+++ RECORDS FOR THIS TASK

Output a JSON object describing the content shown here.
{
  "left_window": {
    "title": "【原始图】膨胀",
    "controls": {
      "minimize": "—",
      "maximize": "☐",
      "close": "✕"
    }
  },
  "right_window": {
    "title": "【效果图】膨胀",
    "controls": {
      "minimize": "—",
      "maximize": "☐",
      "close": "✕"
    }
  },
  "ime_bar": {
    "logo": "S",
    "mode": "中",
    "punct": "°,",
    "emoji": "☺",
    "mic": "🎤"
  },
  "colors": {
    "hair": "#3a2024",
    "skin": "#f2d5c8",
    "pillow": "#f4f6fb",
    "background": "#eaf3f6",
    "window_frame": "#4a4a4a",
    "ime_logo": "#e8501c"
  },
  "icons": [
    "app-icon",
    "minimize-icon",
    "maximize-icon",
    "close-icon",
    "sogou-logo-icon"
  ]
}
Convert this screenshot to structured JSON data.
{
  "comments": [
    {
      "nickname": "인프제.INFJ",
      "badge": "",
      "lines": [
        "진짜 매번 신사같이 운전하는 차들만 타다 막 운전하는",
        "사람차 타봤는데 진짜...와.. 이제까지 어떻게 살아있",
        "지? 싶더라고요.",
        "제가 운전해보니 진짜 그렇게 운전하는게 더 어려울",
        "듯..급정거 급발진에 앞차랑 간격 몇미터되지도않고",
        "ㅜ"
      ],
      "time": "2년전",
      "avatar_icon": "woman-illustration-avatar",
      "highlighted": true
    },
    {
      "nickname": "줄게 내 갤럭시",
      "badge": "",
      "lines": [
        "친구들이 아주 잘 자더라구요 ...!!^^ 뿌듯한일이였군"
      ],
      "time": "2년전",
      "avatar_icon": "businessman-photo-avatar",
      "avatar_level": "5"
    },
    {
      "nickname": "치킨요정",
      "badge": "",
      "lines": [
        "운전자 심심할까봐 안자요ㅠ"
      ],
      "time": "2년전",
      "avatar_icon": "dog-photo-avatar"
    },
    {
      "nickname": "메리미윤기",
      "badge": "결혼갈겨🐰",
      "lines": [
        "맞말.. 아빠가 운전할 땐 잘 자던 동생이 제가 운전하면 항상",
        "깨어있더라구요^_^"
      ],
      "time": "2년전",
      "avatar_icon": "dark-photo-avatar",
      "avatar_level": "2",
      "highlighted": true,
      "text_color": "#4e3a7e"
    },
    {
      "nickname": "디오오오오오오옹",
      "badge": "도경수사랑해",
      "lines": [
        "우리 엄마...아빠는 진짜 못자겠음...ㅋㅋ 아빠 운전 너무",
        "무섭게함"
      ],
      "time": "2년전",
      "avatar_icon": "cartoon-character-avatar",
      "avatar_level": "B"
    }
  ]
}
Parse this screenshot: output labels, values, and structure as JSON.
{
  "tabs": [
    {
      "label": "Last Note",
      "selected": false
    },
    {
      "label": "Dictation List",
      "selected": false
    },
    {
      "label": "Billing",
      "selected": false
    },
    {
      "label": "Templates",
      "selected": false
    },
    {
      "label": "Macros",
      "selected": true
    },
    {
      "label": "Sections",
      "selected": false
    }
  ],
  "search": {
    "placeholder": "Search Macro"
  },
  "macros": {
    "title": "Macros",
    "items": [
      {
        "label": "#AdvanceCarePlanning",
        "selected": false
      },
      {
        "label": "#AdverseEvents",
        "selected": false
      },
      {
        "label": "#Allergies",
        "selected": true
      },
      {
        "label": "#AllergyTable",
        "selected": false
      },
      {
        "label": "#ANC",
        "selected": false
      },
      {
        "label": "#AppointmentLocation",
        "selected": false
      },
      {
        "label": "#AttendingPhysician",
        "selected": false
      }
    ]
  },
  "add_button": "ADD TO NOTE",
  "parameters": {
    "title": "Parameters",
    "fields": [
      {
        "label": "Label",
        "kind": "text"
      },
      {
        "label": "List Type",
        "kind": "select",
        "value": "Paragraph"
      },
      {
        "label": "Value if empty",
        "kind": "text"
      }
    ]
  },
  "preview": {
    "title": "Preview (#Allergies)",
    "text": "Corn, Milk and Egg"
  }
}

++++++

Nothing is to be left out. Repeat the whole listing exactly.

§ EXPECTED OUTPUT
Output a JSON object describing the content shown here.
{
  "left_window": {
    "title": "【原始图】膨胀",
    "controls": {
      "minimize": "—",
      "maximize": "☐",
      "close": "✕"
    }
  },
  "right_window": {
    "title": "【效果图】膨胀",
    "controls": {
      "minimize": "—",
      "maximize": "☐",
      "close": "✕"
    }
  },
  "ime_bar": {
    "logo": "S",
    "mode": "中",
    "punct": "°,",
    "emoji": "☺",
    "mic": "🎤"
  },
  "colors": {
    "hair": "#3a2024",
    "skin": "#f2d5c8",
    "pillow": "#f4f6fb",
    "background": "#eaf3f6",
    "window_frame": "#4a4a4a",
    "ime_logo": "#e8501c"
  },
  "icons": [
    "app-icon",
    "minimize-icon",
    "maximize-icon",
    "close-icon",
    "sogou-logo-icon"
  ]
}
Convert this screenshot to structured JSON data.
{
  "comments": [
    {
      "nickname": "인프제.INFJ",
      "badge": "",
      "lines": [
        "진짜 매번 신사같이 운전하는 차들만 타다 막 운전하는",
        "사람차 타봤는데 진짜...와.. 이제까지 어떻게 살아있",
        "지? 싶더라고요.",
        "제가 운전해보니 진짜 그렇게 운전하는게 더 어려울",
        "듯..급정거 급발진에 앞차랑 간격 몇미터되지도않고",
        "ㅜ"
      ],
      "time": "2년전",
      "avatar_icon": "woman-illustration-avatar",
      "highlighted": true
    },
    {
      "nickname": "줄게 내 갤럭시",
      "badge": "",
      "lines": [
        "친구들이 아주 잘 자더라구요 ...!!^^ 뿌듯한일이였군"
      ],
      "time": "2년전",
      "avatar_icon": "businessman-photo-avatar",
      "avatar_level": "5"
    },
    {
      "nickname": "치킨요정",
      "badge": "",
      "lines": [
        "운전자 심심할까봐 안자요ㅠ"
      ],
      "time": "2년전",
      "avatar_icon": "dog-photo-avatar"
    },
    {
      "nickname": "메리미윤기",
      "badge": "결혼갈겨🐰",
      "lines": [
        "맞말.. 아빠가 운전할 땐 잘 자던 동생이 제가 운전하면 항상",
        "깨어있더라구요^_^"
      ],
      "time": "2년전",
      "avatar_icon": "dark-photo-avatar",
      "avatar_level": "2",
      "highlighted": true,
      "text_color": "#4e3a7e"
    },
    {
      "nickname": "디오오오오오오옹",
      "badge": "도경수사랑해",
      "lines": [
        "우리 엄마...아빠는 진짜 못자겠음...ㅋㅋ 아빠 운전 너무",
        "무섭게함"
      ],
      "time": "2년전",
      "avatar_icon": "cartoon-character-avatar",
      "avatar_level": "B"
    }
  ]
}
Parse this screenshot: output labels, values, and structure as JSON.
{
  "tabs": [
    {
      "label": "Last Note",
      "selected": false
    },
    {
      "label": "Dictation List",
      "selected": false
    },
    {
      "label": "Billing",
      "selected": false
    },
    {
      "label": "Templates",
      "selected": false
    },
    {
      "label": "Macros",
      "selected": true
    },
    {
      "label": "Sections",
      "selected": false
    }
  ],
  "search": {
    "placeholder": "Search Macro"
  },
  "macros": {
    "title": "Macros",
    "items": [
      {
        "label": "#AdvanceCarePlanning",
        "selected": false
      },
      {
        "label": "#AdverseEvents",
        "selected": false
      },
      {
        "label": "#Allergies",
        "selected": true
      },
      {
        "label": "#AllergyTable",
        "selected": false
      },
      {
        "label": "#ANC",
        "selected": false
      },
      {
        "label": "#AppointmentLocation",
        "selected": false
      },
      {
        "label": "#AttendingPhysician",
        "selected": false
      }
    ]
  },
  "add_button": "ADD TO NOTE",
  "parameters": {
    "title": "Parameters",
    "fields": [
      {
        "label": "Label",
        "kind": "text"
      },
      {
        "label": "List Type",
        "kind": "select",
        "value": "Paragraph"
      },
      {
        "label": "Value if empty",
        "kind": "text"
      }
    ]
  },
  "preview": {
    "title": "Preview (#Allergies)",
    "text": "Corn, Milk and Egg"
  }
}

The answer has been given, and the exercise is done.